Various songs her husband by suffering Morgrave to make open were successfully sung by the two charming love to her. "Pomfret insults and challenges Misses Williams, Miss Binckes, Messrs. Ranshim. Shortly afterwards, seeing from the out- ford, Kench, John Parry, and others; but the side of his house a male visitor in his wife's numerous encores, added to the length of the apartments, he concludes it to be Morgrave; programme, compelled us to depart considerably and, urged by the demon of jealousy, hastily de- before it was over, that we might not break nounces the destroyer of his peace-who is also into the "solemn midnight hour.” The room among the proscribed rebels who have favoured was crowded to excess. Monmouth's invasion—to Jeffreys, but finds that he has involved his wife in the sentence. The mysterious visitor turns out to be De Lisle,

PANORAMA OF CONSTANTINOPLE. who with his wife has sought refuge with Grace. The judge, with brutal humour, insists upon it The other day we paid a visit to the Panorama that Pomfret wants to get rid of his wife, and of Constantinople, now exhibiting in Leicesterthat he shall not be disappointed. The trial square, and shall not easily forget the gratificatakes place. The unhappy Pomfret-after having tion we received. Those who have read “ The been compelled to give evidence against his wife, City of the Sultan” doubtless feel a desire to as a protector of the rebels, and the other view the spots so delightfully and eloquently prisoners—is himself involved in the sentence in described by Miss Pardoe, and we can assure an endeavour to save his wife; and all four are them they need go no farther than Leicesterled to execution, when a pardon arrives, having square to have their wish gratified, and see The been obtained by Lord Feversham from the Queen of Cities” in all her splendour. On enking. These are good materials for a drama, tering, we could have imagined that some inand accordingly the success of the piece was visible power had transported us to the top of great, and would have been triumphant, had Seraskier's Tower (whence the view before us the conclusion been equal to the rest.

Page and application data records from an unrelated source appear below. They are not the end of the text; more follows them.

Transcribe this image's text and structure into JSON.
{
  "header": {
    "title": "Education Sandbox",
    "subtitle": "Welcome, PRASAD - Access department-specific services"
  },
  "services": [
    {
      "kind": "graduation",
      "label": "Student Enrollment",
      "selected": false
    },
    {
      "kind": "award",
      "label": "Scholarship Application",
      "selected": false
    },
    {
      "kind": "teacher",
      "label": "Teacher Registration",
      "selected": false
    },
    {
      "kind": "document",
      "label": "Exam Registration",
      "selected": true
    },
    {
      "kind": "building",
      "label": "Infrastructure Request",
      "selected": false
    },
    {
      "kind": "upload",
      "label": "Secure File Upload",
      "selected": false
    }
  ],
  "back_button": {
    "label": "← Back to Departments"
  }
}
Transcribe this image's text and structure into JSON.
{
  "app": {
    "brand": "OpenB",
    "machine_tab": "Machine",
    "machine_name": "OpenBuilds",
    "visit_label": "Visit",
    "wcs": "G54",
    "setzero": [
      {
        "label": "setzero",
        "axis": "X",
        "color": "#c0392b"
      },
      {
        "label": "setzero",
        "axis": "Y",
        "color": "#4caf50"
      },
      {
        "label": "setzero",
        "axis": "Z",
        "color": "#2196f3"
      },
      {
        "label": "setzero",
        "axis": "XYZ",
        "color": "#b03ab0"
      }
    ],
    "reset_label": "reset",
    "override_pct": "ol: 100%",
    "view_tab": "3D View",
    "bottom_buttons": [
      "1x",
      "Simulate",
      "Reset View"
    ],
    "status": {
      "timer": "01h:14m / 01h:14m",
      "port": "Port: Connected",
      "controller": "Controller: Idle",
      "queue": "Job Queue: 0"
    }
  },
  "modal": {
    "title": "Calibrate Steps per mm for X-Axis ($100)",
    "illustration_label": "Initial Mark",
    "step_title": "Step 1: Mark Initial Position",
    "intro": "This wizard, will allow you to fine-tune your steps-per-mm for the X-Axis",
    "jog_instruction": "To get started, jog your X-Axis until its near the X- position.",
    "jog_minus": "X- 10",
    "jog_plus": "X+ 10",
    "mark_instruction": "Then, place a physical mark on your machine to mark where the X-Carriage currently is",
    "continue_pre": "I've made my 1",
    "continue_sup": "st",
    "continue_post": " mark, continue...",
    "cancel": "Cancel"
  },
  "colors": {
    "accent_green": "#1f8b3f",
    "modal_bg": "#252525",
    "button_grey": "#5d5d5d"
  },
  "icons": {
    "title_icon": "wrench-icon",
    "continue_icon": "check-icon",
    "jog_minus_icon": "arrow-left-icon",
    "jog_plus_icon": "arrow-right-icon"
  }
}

But the was taken), but that some old ladies near us catastrophe was weak--the expedient of a pardon were descanting in loud tones on the merits of besides, while ceking in history well materiale on the neist object that struck us was the Mosque his play, the author should not have stopped of Suleiman : this does not possess the great short of inflicting that poetical justice on the architectural beauty of either Achmet or Bajazet, head of Jeffreys that facts would have allowed but it is the largest and most imposing of the him to do. The fallen fortunes and the sad fate Mahommedan temples; the dome, supported by of the inhuman judge would have been a subject four slender pillars of Thebaic granite, is of the worthy of the author's pen. The audience same circumference as that of Santa Sophia, but seemed to feel this, and paid him a compliment of better form, being higher : close by is the even in the expression of their disappointment; burying-ground of the mosque, and the darkhowever, the dissentient voices were few, and the looking object in the centre is the tomb of applause was loud and long. The acting was Sulieman, the founder. This stupendous builexcellent. The mingled ferocity and humour

in ding stands just opposite Seraskier's Square, the Judge were very happily pourtrayed by Mr. which being the largest open space within the and played with the graceful ease that is natural numbers of soldiers in their splendid uniform, to her.' Mr. Marston-on whom the success and you can hardly feel persuaded that you did of the piece in a great measure depended-ex- not see these ladies

, with their white yashmacs, little to do. The rest of the characters were / barracks, painted blue ; the bazaars and kioska,

66

« PředchozíPokračovat »